> **Task objective**
The whole listing should be retyped exactly as it appears.

> **Supplied records**
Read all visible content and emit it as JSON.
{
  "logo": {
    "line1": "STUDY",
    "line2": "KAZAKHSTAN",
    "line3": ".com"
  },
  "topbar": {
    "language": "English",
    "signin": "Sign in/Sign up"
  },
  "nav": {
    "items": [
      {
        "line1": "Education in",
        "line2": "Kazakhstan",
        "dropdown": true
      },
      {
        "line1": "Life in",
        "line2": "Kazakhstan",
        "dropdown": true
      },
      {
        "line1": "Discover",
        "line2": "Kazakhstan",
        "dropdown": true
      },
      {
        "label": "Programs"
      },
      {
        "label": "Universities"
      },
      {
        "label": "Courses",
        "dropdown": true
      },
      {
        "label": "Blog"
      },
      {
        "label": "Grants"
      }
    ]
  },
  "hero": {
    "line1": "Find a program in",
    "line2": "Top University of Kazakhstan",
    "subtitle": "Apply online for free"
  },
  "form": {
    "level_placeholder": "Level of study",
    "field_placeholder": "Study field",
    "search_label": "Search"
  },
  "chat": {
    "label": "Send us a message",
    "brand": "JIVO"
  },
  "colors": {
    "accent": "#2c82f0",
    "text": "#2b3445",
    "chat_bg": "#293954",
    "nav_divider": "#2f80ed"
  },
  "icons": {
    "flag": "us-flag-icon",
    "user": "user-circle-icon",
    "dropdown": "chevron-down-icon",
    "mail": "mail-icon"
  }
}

> **Reply to the exercise**
Read all visible content and emit it as JSON.
{
  "logo": {
    "line1": "STUDY",
    "line2": "KAZAKHSTAN",
    "line3": ".com"
  },
  "topbar": {
    "language": "English",
    "signin": "Sign in/Sign up"
  },
  "nav": {
    "items": [
      {
        "line1": "Education in",
        "line2": "Kazakhstan",
        "dropdown": true
      },
      {
        "line1": "Life in",
        "line2": "Kazakhstan",
        "dropdown": true
      },
      {
        "line1": "Discover",
        "line2": "Kazakhstan",
        "dropdown": true
      },
      {
        "label": "Programs"
      },
      {
        "label": "Universities"
      },
      {
        "label": "Courses",
        "dropdown": true
      },
      {
        "label": "Blog"
      },
      {
        "label": "Grants"
      }
    ]
  },
  "hero": {
    "line1": "Find a program in",
    "line2": "Top University of Kazakhstan",
    "subtitle": "Apply online for free"
  },
  "form": {
    "level_placeholder": "Level of study",
    "field_placeholder": "Study field",
    "search_label": "Search"
  },
  "chat": {
    "label": "Send us a message",
    "brand": "JIVO"
  },
  "colors": {
    "accent": "#2c82f0",
    "text": "#2b3445",
    "chat_bg": "#293954",
    "nav_divider": "#2f80ed"
  },
  "icons": {
    "flag": "us-flag-icon",
    "user": "user-circle-icon",
    "dropdown": "chevron-down-icon",
    "mail": "mail-icon"
  }
}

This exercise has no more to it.